Chronicles of a sap queen: Part OneMarch 4, 2009 at 10:34 am | Posted in Uncategorized | Leave a comment
By: Melissa Katz (Winter Fellow ’09 and Fall ’08)
I am excited to announce that after much anticipation and preparation, February 26, 2009 became the first official day of maple tapping. This was the day I had been looking forward to since I arrived at Isabella Freedman in the beginning of January; when the weather was just right, and I could finally wear my crown and my duct taped gloves with pride.
I was called to my throne (the cob oven) in the afternoon, and as I walked toward my destiny I felt the 45 degree sun filling me with warmth that I thought I would never be able to feel again. “This is it,” I thought to myself, “once you tap, you can never go back.” There was hesitation in the air as Shamu and I debated if it were indeed the right day to begin tapping. The forecast was calling for below freezing temperatures within the next couple days, and sap can not flow in such cold weather. Regardless, we felt it was time to begin the process, to at least get the spouts and buckets on the trees.
We gathered our materials in a wheel barrow; spouts, buckets, covers, drill bit, a hammer, and the whole Sadeh family was there to help guide me through the process.
With Yonah’s assistance and strength, I drilled my first hole. We had to be careful not to drill it too close to previous holes or too deep in the maple.
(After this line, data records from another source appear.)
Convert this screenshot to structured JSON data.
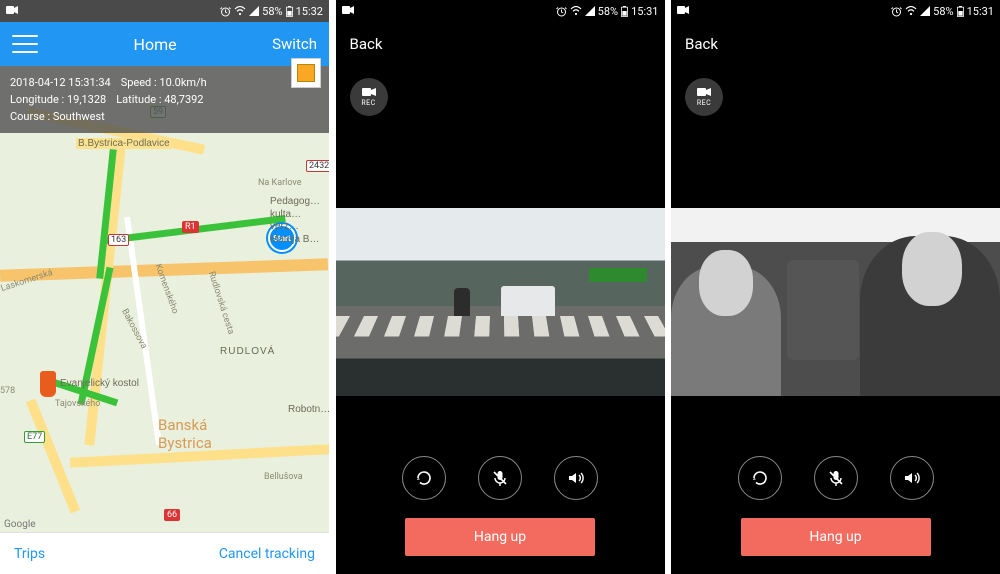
{
  "status_bar": {
    "camera_icon": "camcorder",
    "alarm_icon": "alarm",
    "wifi_icon": "wifi",
    "signal_icon": "signal",
    "battery_pct": "58%",
    "battery_icon": "battery",
    "map_time": "15:32",
    "video_time": "15:31"
  },
  "map_screen": {
    "app_bar": {
      "title": "Home",
      "switch_label": "Switch"
    },
    "info": {
      "timestamp": "2018-04-12 15:31:34",
      "speed_label": "Speed :",
      "speed_value": "10.0km/h",
      "longitude_label": "Longitude :",
      "longitude_value": "19,1328",
      "latitude_label": "Latitude :",
      "latitude_value": "48,7392",
      "course_label": "Course :",
      "course_value": "Southwest"
    },
    "start_marker_label": "Start",
    "places": {
      "bb_podlavice": "B.Bystrica-Podlavice",
      "na_karlove": "Na Karlove",
      "laskomerska": "Laskomerská",
      "komenskeho": "Komenského",
      "bakossova": "Bakossova",
      "rudlovska": "Rudlovská cesta",
      "rudlova": "RUDLOVÁ",
      "evanjelicky": "Evanjelický kostol",
      "tajovskeho": "Tajovského",
      "city": "Banská\nBystrica",
      "bellusova": "Bellušova",
      "pedagog": "Pedagog…\nkulta…\nverz…\nMateja B…",
      "robotn": "Robotn…",
      "elev_578": "578",
      "road_163": "163",
      "road_R1": "R1",
      "road_59": "59",
      "road_E77": "E77",
      "road_66": "66",
      "road_2432": "2432"
    },
    "google_mark": "Google",
    "toolbar": {
      "trips": "Trips",
      "cancel": "Cancel tracking"
    }
  },
  "video_screen": {
    "back_label": "Back",
    "rec_label": "REC",
    "hangup_label": "Hang up",
    "controls": {
      "refresh": "refresh",
      "mic": "mic-mute",
      "speaker": "speaker"
    }
  }
}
As soon as the drill bit left the tree, sap moistened the hole and tiny drops came down the bark. The sight alone caused excitement among the group surrounding the tree.
By the end of the next day about 20 or so trees had been tapped on camp. The sap was flowing, making and echo in the tin buckets with every drop.
Then before I knew it, the sky turned grey, the wind became sharp, and the echoing stopped. The only drops that fell was snow from the sky, and I knew then that I would have to wait until I could wear my crown and my duct taped gloves once again.